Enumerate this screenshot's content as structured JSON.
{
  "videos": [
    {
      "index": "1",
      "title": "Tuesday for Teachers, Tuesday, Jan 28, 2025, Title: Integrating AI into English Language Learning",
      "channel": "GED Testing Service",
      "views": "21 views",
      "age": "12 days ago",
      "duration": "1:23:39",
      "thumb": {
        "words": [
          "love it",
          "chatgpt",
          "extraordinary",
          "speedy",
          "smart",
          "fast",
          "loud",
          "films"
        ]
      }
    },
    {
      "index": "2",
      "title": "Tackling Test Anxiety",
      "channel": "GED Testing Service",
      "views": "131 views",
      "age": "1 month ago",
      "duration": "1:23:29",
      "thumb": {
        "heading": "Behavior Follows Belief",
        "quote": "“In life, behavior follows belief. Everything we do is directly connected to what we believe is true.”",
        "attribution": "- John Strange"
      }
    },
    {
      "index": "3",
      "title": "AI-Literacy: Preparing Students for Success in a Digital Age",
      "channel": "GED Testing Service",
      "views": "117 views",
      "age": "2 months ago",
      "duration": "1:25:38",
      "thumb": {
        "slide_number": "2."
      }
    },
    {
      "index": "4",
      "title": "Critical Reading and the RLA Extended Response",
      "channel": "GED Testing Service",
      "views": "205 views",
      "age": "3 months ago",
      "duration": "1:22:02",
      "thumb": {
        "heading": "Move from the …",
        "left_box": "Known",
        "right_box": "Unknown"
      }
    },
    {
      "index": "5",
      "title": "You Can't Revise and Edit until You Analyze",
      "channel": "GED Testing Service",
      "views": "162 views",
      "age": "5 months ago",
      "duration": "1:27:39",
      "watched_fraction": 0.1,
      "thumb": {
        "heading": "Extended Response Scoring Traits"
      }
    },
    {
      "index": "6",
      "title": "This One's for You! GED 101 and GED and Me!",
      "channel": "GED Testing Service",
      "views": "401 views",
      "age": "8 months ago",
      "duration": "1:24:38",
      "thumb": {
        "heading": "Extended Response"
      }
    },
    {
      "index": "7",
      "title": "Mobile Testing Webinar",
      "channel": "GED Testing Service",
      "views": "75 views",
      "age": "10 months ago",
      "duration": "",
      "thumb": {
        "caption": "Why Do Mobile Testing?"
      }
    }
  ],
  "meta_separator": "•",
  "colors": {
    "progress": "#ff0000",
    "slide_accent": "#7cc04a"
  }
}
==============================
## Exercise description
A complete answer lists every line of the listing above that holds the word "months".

## Final answer
      "age": "2 months ago",
      "age": "3 months ago",
      "age": "5 months ago",
      "age": "8 months ago",
      "age": "10 months ago",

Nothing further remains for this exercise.